The whole listing below, with no pictures, is to be repeated as it stands.

----- Input data

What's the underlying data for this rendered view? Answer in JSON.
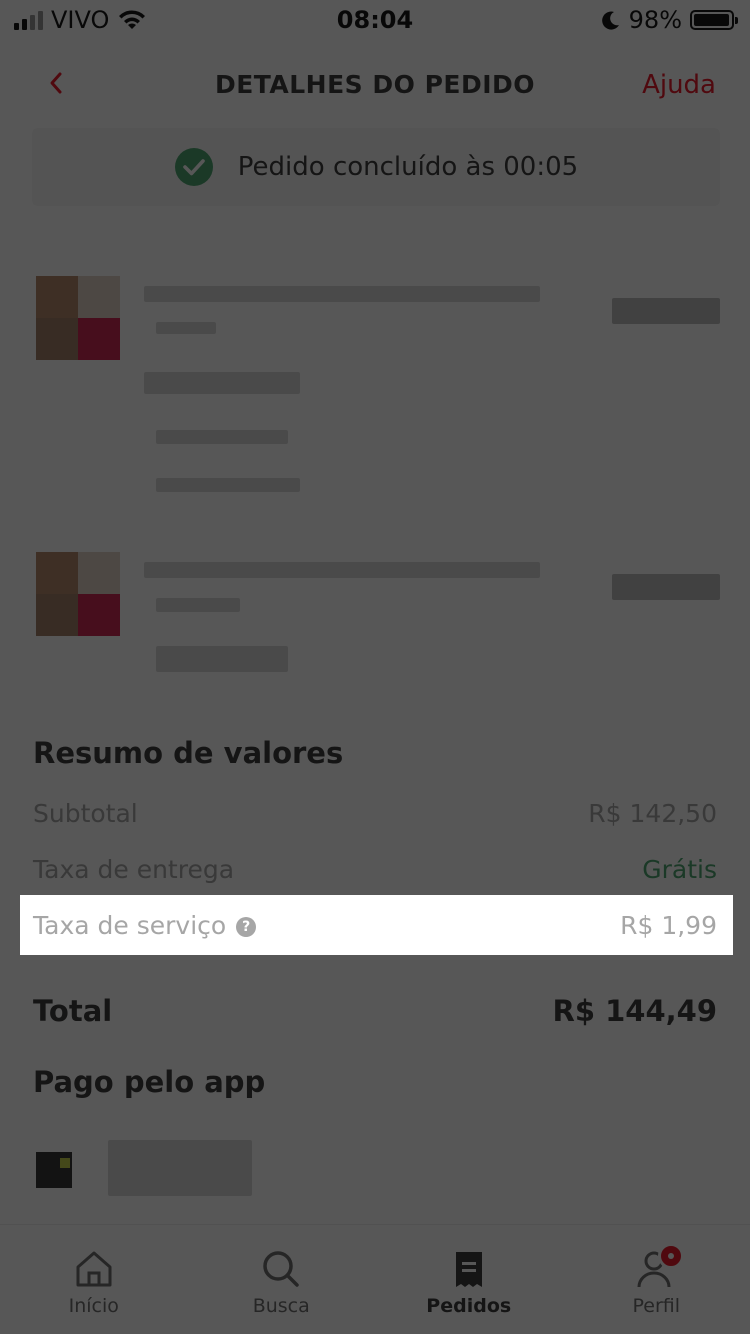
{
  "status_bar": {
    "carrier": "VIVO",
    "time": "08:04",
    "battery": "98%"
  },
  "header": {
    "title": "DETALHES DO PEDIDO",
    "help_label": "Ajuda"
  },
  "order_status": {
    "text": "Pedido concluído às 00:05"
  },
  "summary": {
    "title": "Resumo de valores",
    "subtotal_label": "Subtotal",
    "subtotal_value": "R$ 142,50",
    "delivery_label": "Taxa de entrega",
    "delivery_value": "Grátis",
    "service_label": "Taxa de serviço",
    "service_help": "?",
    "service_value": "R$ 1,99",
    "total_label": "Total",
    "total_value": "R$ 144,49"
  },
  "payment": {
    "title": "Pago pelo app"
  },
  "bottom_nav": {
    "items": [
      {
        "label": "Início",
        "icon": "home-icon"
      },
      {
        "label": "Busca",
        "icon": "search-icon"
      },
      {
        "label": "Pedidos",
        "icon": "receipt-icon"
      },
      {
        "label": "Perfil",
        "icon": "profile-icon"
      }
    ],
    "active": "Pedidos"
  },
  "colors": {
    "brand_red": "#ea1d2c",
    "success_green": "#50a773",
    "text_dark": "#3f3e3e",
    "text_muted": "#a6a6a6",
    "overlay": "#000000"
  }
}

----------

» Task result
What's the underlying data for this rendered view? Answer in JSON.
{
  "status_bar": {
    "carrier": "VIVO",
    "time": "08:04",
    "battery": "98%"
  },
  "header": {
    "title": "DETALHES DO PEDIDO",
    "help_label": "Ajuda"
  },
  "order_status": {
    "text": "Pedido concluído às 00:05"
  },
  "summary": {
    "title": "Resumo de valores",
    "subtotal_label": "Subtotal",
    "subtotal_value": "R$ 142,50",
    "delivery_label": "Taxa de entrega",
    "delivery_value": "Grátis",
    "service_label": "Taxa de serviço",
    "service_help": "?",
    "service_value": "R$ 1,99",
    "total_label": "Total",
    "total_value": "R$ 144,49"
  },
  "payment": {
    "title": "Pago pelo app"
  },
  "bottom_nav": {
    "items": [
      {
        "label": "Início",
        "icon": "home-icon"
      },
      {
        "label": "Busca",
        "icon": "search-icon"
      },
      {
        "label": "Pedidos",
        "icon": "receipt-icon"
      },
      {
        "label": "Perfil",
        "icon": "profile-icon"
      }
    ],
    "active": "Pedidos"
  },
  "colors": {
    "brand_red": "#ea1d2c",
    "success_green": "#50a773",
    "text_dark": "#3f3e3e",
    "text_muted": "#a6a6a6",
    "overlay": "#000000"
  }
}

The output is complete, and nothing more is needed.